A search in the trademark register shows that the first applications were filed in September in France. The three suggested names FULECO, ZUZESCO and AMIJUBI have been filed both as a wordmark and in combination with the character for a large range of goods. Since the trademarks were filed in September last year this may have been done right before the launch. All trademarks have been applied for by a law firm, and were transferred to the FIFA in October.
In general it is a clever idea to register the trademarks in the name of a third party. Third parties who make a living out of infringing famous trademarks often check the online registers in order to find out which new names and characters will be launched prior to any big event. They will quickly try to register those names in countries where the trademark applications have not been filed yet. By registering in the name of a third party the FIFA conceals her identity and prevents others from misuse of information.
In order to protect the rights of the character it appears as if the FIFA primarily focused on trademark rights.By claiming priority when filing in other countries, the protection of trademark rights goes back to the date of original filing in the first country. With this alone the FIFA could have stopped any clandestine third parties. But is this everything? These days mascots and characters are also protected as a (European Community) Design, which would also work quite well as an extra form of protection. Another benefit is that the character can be displayed from multiple angles in one and the same application. The FIFA did not choose to do this, however.
Apart from design rights, there is also the online side of IP protection. The FIFA seemed to have forgotten to think about domain name registrations and social media. Shortly after the introduction of FULECO two different Brazilian persons registered the domain names FULECO.COM en FULECO.NET
In the Netherlands the name FULECO.NL was registered a few days ago, coincidentally right after the press release from the FIFA. The domain nam was registered by The Typocompany. It appears as if the FIFA does not value domain names that much. Not only was FULECO not registered, a domain name such as WKVOETBAL2014 (Dutch for World Championship Soccer 2014) was not registered by the FIFA, but by unknown organizations using a Gmail account. (which makes them less traceable). The Facebook account is also not owned by the FIFA. FULECO Pinterest does seem to be registered for the World Championship Soccer in Brazil.

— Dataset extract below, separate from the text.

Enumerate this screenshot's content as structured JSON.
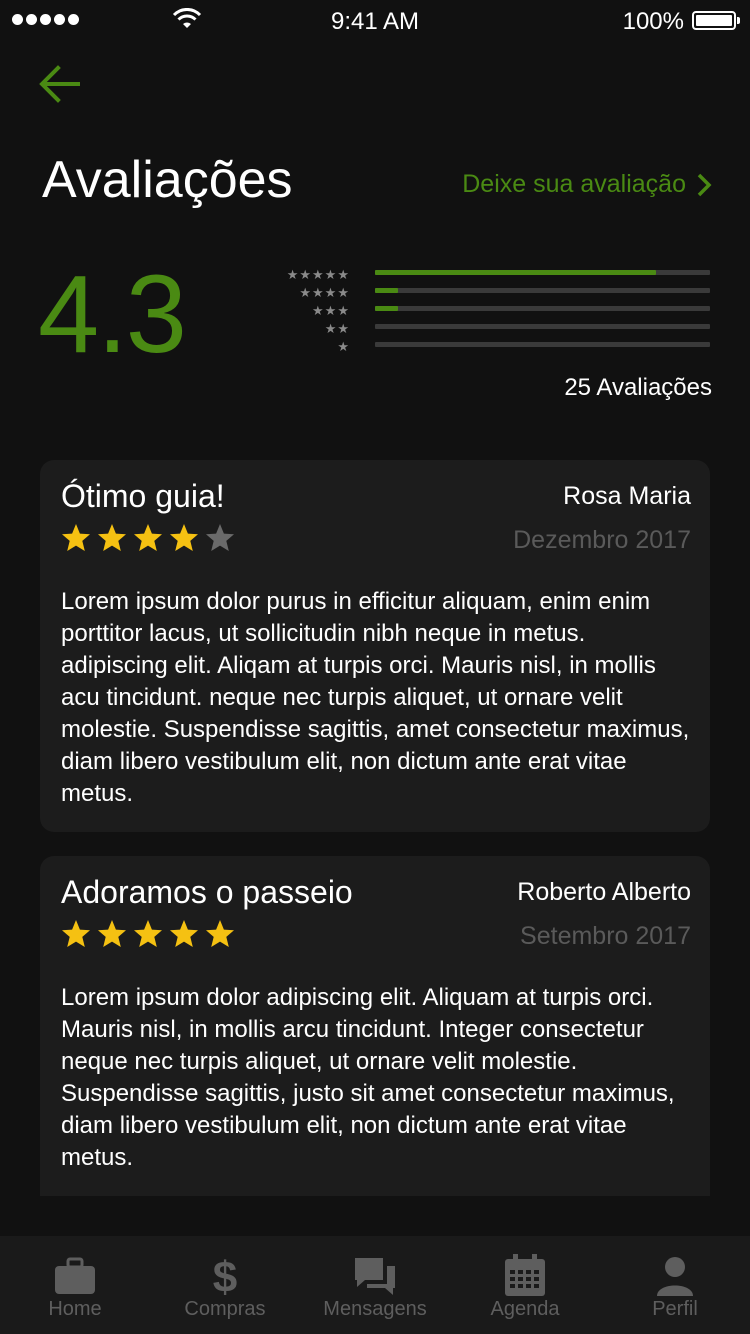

Conclusion: Apparently the FIFA has a very traditional approach in protecting goodwill, through trademark protection alone, and it seems nobody has given it any extra thought. Actually it is quite incomprehensible that nothing else but trademark protection took place before the FIFA sought publicity for the character. Of course the FIFA, through its lawyers, may take legal action against third parties, but the costs of this are much higher than preventive registrations. Goodwill protection is more than just registering the trademark, especially in the online world we live in today.internet-online-branding